V. Order

We deny the Union's application for review of the Regional Director's decision: (1) that two employees on the Agency's Appellate Staff are confidential employees; (2) that Henry is a supervisor within the meaning of the Statute; and (3) denying the Union's motion to dismiss the Agency's petition.

We grant the Union's application for review on the issue of the confidential status of the three employees in the Solicitor General's Office. We remand this issue to the Regional Director to reopen the record and to obtain the necessary evidence, by stipulation of the parties or by further testimony at a reopened hearing, and make the necessary findings and determinations, subject to any application for review.

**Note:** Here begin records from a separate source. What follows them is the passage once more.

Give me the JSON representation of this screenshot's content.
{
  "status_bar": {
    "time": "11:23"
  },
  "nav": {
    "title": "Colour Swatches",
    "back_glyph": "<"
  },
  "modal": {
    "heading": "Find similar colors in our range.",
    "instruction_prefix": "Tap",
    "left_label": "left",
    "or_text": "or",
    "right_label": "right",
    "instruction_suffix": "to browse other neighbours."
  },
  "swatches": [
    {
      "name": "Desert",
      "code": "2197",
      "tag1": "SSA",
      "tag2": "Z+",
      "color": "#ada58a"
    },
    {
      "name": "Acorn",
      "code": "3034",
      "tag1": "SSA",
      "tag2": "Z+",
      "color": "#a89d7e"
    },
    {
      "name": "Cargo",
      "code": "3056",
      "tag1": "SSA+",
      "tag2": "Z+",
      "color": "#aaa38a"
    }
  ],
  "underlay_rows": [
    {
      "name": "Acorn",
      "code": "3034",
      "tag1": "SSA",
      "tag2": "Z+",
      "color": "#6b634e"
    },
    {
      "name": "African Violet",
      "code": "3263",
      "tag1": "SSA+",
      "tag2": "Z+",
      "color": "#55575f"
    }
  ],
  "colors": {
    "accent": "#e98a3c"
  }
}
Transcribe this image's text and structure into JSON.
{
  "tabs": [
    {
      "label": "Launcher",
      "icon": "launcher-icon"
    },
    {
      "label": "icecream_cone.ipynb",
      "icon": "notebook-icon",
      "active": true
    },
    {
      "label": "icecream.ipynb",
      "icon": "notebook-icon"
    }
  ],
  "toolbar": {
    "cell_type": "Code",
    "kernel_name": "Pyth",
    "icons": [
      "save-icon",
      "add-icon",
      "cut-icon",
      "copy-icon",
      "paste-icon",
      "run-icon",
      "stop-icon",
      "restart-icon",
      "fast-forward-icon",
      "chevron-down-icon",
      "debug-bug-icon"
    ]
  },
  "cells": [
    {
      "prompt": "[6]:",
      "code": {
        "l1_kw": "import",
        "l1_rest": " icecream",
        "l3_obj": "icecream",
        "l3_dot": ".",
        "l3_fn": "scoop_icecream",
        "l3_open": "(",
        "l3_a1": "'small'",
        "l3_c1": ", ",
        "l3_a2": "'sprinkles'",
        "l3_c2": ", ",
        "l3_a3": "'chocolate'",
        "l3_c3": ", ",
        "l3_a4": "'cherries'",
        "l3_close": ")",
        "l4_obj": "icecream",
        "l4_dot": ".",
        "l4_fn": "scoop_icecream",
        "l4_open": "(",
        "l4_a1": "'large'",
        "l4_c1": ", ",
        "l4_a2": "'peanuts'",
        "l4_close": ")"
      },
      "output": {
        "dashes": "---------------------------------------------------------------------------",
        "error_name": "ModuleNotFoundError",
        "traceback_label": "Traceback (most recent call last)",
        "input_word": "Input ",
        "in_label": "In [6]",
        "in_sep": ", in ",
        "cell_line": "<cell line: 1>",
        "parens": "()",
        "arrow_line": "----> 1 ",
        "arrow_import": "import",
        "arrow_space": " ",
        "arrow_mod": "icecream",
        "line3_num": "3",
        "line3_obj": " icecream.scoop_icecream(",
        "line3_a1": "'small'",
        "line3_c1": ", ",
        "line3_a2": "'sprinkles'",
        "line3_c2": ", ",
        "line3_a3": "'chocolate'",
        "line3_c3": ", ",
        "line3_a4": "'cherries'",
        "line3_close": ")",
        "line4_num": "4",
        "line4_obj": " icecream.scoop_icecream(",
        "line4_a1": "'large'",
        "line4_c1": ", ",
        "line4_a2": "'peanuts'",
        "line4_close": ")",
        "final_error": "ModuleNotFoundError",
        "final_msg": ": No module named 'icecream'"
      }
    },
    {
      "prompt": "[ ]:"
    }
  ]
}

We grant the Union's application for review of the Regional Director's decision as to the following issues:

(1) Whether the work performed in the Agency's Criminal Division--specifically in the Office of Information/Management Information Staff, the Narcotics and Dangerous Drugs Section, the Office of Enforcement Operations, the Terrorism and Violent Crimes Section, and the Office of International Affairs--involves "national security," as that phrase is defined in Oak Ridge, 4 FLRA at 655-56; and

(2) Whether, based on evidence in the record, each of the disputed employees is involved in "security work," as defined in Oak Ridge, 4 FLRA at 655), and how this work directly affects the activities described above in (1).

In accordance with section 2422.17(g) of the Authority's Rules and Regulations, the parties may submit briefs, within 10 days of the date of this Order, on the issues on which we have granted the application for review. Briefs should be directed to:

Alicia N. Columna
Director, Case Control Office
Federal Labor Relations Authority
607 14th Street, NW., Room 415
Washington, D.C. 20424-0001




FOOTNOTES:
(If blank, the decision does not have footnotes.)
 

1. As no application for review was filed as to any of the RD's findings concerning the employees the Union sought to include in the unit in Case No. WA-CU-20211, we do not address those findings.

2. The Union in its application did not seek review of the RD's findings as to the Internal Security Section of the Agency's Criminal Division.

3. We reject the Agency's request to strike the Union's arguments as to this issue. We find, contrary to the Agency's assertion, that the Union does not raise any issue or allege any facts not timely presented to the RD.

4. Member Armendariz respectfully dissents from his colleagues' conclusion as to this aspect of the case. In his view, the Union has not established that compelling reasons exist within the meaning of section 2422.17 of the Authority's Rules and Regulations for granting review of the RD's decision in this regard. Member Armendariz is satisfied that the RD's conclus